Fujimoto relates the story of how surprised she was when her student went through a red light while attempting to turn right. He explained that it is normal in his country, where drivers keep to the right side of the road, to make a right turn on a red light without stopping. (Maybe he forgot that he was driving on the left in Japan.) She told him that he must always make a full stop at a red light in Japan. "Since then, I always ask my students in the classroom, 'How do things work in your country?' " Fujimoto said.
According to Koyama, the English course was part of the company's differentiation strategy. While the number of students entering driving schools in Tokyo has been declining, from 140,000 in 1998 to 88,000 in 2009, KDS has kept a constant enrollment of 12,000 over the same period.
|At The Reception
Every year, KDS helps around 300 non-Japanese speakers obtain a Japanese driver's license. It may be a limited market, but the English course seems to have had added effects for the company.
In the modern and sophisticated lobby of the Futakotamagawa school, many nationalities meet one another, creating the atmosphere of an international salon. "Some of our instructors' native English teachers are our graduates," Koyama said with a laugh.
"I want to improve my English so that I will be able to conduct classes in all the subjects," Fujimoto said.
Yamamoto, one of the English program's pioneers, also continues to motivate herself. "My next goal is to learn more about the countries where my students come from," she said.
"The English courses keep our staff highly motivated, which is key to KDS maintain its operations as a leading driving school," said Koyama.
For more information, visit www.koyama.co.jp

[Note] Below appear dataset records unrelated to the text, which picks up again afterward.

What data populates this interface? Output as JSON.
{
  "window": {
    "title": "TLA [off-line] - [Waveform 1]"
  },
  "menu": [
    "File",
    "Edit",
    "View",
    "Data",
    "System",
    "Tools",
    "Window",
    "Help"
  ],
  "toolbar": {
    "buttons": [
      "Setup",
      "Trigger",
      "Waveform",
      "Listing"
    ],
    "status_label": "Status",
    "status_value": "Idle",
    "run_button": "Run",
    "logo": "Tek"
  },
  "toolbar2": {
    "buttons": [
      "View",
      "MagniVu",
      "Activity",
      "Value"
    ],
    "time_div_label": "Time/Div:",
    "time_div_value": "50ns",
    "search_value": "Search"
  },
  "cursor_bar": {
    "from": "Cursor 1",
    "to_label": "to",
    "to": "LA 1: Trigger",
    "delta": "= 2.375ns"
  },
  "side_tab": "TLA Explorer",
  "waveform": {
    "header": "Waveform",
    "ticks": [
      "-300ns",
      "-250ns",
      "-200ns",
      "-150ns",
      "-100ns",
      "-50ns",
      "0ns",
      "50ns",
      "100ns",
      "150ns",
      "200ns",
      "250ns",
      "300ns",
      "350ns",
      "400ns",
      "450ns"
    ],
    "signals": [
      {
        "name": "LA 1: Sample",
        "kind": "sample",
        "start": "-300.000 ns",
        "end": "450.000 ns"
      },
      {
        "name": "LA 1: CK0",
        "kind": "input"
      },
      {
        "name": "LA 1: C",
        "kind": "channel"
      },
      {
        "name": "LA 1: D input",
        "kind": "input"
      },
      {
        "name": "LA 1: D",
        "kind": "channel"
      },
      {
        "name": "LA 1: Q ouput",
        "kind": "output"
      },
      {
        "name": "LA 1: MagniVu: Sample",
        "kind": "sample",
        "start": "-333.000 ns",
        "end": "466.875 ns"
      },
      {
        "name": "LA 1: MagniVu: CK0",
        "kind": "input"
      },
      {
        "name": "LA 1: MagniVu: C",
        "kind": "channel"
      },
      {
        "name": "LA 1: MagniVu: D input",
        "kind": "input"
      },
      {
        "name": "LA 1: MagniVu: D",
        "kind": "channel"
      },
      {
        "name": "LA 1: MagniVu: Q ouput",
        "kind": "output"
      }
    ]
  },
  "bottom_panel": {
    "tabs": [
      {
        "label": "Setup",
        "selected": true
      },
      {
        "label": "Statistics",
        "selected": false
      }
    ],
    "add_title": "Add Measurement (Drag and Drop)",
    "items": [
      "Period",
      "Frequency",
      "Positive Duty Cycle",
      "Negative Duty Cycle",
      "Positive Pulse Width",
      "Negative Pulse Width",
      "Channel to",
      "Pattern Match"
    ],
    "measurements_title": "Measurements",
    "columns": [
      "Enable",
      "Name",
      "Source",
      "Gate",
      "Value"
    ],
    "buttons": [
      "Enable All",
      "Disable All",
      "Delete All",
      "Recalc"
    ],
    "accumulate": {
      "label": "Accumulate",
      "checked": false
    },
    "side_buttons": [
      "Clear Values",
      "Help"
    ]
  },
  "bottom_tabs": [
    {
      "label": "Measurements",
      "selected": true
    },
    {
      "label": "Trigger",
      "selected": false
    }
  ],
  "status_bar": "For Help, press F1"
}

This monthly feature, appearing on the first or second Mondays of each month (Tuesdays in some areas), aims to provide readers with career advice for the international job market via interviews with professionals in relevant fields.